These days 40-year-old truck driver Bob Njagi has a lot of free time. He spends much of it meeting colleagues to talk about COVID-19.

Njagi’s contract was terminated after it took too long to deliver goods because of coronavirus restrictions.

“All the goods we were moving to Kampala had to wait for over two weeks before they could cross to the other side. So, this means there is no business, and we are also out of work,” he told VOA.

The father of three is finding life difficult since losing his job two months ago.

“We depend on work so that we can feed our families. If you don’t work, you don’t have money to feed your family,” he said. “So it’s that direct to us because if we cannot move our goods, if we cannot work, allowed to work how do we feed our families?

Long-distance truckers like Njagi are suspected of carrying coronavirus, which has stalled activities at borders in East Africa.

Duncan Mutunga, an employed truck driver, says coronavirus has made life difficult.

“At the border, every country has its restrictions. In Kenya, we have our challenges. Uganda has its challenge,” he told VOA. “For example, when we arrive in Uganda, they confiscate our possessions, saying they are bringing corona and don’t return them. It’s a problem everywhere. “
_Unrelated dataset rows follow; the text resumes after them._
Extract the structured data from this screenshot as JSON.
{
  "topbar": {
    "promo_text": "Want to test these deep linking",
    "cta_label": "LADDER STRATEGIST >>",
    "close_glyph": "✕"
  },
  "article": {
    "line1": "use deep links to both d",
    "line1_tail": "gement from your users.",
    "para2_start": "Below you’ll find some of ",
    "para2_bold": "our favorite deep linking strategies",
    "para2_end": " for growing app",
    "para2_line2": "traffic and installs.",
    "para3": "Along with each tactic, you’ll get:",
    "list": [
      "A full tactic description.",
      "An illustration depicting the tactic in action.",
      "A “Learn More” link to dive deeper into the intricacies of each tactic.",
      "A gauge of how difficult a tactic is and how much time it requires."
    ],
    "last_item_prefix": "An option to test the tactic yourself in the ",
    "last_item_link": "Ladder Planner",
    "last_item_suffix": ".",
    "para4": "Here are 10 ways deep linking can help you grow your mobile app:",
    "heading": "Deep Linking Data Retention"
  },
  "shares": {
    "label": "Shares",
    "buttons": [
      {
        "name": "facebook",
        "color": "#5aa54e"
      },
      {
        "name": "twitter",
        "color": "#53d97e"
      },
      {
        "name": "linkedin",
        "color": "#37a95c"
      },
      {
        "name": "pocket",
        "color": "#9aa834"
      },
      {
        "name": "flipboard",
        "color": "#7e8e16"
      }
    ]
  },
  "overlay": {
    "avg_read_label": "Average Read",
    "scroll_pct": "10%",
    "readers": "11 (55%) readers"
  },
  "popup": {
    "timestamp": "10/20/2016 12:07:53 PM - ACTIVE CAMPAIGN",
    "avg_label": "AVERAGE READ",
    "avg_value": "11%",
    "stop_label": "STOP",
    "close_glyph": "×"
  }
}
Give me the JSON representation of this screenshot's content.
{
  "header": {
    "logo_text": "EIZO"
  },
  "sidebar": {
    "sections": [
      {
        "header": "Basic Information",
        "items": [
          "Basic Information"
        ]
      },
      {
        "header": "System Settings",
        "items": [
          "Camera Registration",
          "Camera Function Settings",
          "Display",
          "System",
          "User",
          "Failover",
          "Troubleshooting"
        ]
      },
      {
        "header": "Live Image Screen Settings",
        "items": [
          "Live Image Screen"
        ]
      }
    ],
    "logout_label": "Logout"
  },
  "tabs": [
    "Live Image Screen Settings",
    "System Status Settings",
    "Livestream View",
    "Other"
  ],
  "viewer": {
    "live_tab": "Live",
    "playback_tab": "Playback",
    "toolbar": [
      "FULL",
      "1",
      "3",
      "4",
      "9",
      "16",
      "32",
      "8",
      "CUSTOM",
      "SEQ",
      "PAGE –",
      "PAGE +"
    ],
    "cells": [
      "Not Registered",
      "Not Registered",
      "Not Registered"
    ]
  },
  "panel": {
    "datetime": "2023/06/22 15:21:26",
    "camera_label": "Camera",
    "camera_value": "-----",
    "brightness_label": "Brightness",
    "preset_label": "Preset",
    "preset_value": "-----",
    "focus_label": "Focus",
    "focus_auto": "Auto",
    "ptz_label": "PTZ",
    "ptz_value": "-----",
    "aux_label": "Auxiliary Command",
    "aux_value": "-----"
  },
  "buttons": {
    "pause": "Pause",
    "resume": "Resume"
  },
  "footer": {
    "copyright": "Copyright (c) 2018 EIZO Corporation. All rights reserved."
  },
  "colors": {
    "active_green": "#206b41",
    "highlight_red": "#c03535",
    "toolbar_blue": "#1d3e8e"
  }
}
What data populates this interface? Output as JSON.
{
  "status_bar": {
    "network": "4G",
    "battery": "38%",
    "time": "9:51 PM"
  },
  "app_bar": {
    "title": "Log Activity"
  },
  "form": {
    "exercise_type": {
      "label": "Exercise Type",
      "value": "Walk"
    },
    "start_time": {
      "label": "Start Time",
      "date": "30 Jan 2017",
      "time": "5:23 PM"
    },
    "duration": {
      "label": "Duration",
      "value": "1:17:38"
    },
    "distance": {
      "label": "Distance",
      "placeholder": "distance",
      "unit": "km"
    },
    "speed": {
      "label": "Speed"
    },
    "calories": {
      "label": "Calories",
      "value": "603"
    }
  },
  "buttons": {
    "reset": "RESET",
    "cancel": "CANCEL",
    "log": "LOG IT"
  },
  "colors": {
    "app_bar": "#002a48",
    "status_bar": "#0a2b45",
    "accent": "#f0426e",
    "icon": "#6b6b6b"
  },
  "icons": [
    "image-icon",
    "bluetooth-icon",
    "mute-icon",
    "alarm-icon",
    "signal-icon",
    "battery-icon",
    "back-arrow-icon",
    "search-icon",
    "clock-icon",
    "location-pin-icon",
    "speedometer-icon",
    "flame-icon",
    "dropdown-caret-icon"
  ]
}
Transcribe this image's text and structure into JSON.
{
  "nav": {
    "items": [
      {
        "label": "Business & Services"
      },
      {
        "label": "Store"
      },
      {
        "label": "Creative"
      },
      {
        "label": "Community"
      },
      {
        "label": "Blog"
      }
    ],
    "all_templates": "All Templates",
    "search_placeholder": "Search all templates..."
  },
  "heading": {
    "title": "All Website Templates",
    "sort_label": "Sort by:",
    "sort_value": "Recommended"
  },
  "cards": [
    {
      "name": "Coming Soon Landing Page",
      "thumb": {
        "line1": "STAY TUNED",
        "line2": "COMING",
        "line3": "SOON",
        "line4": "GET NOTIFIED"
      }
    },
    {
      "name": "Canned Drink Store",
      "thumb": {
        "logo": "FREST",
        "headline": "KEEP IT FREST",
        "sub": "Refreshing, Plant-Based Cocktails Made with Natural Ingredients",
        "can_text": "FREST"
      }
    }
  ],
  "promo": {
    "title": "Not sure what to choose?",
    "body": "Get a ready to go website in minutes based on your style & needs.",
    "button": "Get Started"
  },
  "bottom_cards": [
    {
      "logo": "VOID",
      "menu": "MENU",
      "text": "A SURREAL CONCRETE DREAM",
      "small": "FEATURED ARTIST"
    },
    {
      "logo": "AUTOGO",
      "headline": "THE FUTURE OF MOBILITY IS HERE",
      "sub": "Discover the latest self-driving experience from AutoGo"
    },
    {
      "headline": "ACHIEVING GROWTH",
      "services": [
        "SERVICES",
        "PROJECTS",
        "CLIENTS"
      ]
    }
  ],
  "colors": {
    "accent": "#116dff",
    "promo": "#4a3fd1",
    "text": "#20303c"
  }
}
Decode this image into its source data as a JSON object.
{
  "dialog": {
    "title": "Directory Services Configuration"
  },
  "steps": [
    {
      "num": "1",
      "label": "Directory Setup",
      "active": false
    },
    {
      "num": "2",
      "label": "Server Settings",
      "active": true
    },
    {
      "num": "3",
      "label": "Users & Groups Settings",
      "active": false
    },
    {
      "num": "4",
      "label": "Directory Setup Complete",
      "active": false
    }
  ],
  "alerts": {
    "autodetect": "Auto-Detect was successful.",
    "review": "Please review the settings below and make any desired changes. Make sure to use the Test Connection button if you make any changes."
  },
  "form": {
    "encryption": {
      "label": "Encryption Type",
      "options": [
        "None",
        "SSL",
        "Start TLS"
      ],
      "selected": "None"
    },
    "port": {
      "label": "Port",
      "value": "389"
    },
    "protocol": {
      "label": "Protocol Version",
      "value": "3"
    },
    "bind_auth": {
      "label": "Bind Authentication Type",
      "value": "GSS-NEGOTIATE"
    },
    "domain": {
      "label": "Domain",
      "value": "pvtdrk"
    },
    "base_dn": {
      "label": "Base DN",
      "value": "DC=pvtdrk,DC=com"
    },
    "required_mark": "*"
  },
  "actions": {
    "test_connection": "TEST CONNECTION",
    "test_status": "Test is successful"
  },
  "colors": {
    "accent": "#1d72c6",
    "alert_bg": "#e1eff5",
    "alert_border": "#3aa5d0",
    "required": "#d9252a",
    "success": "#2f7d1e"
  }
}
The restrictions to limit the spread of the coronavirus in East African nations has forced some drivers to work overtime, says Mercy Ireri of Kenya Transport Association.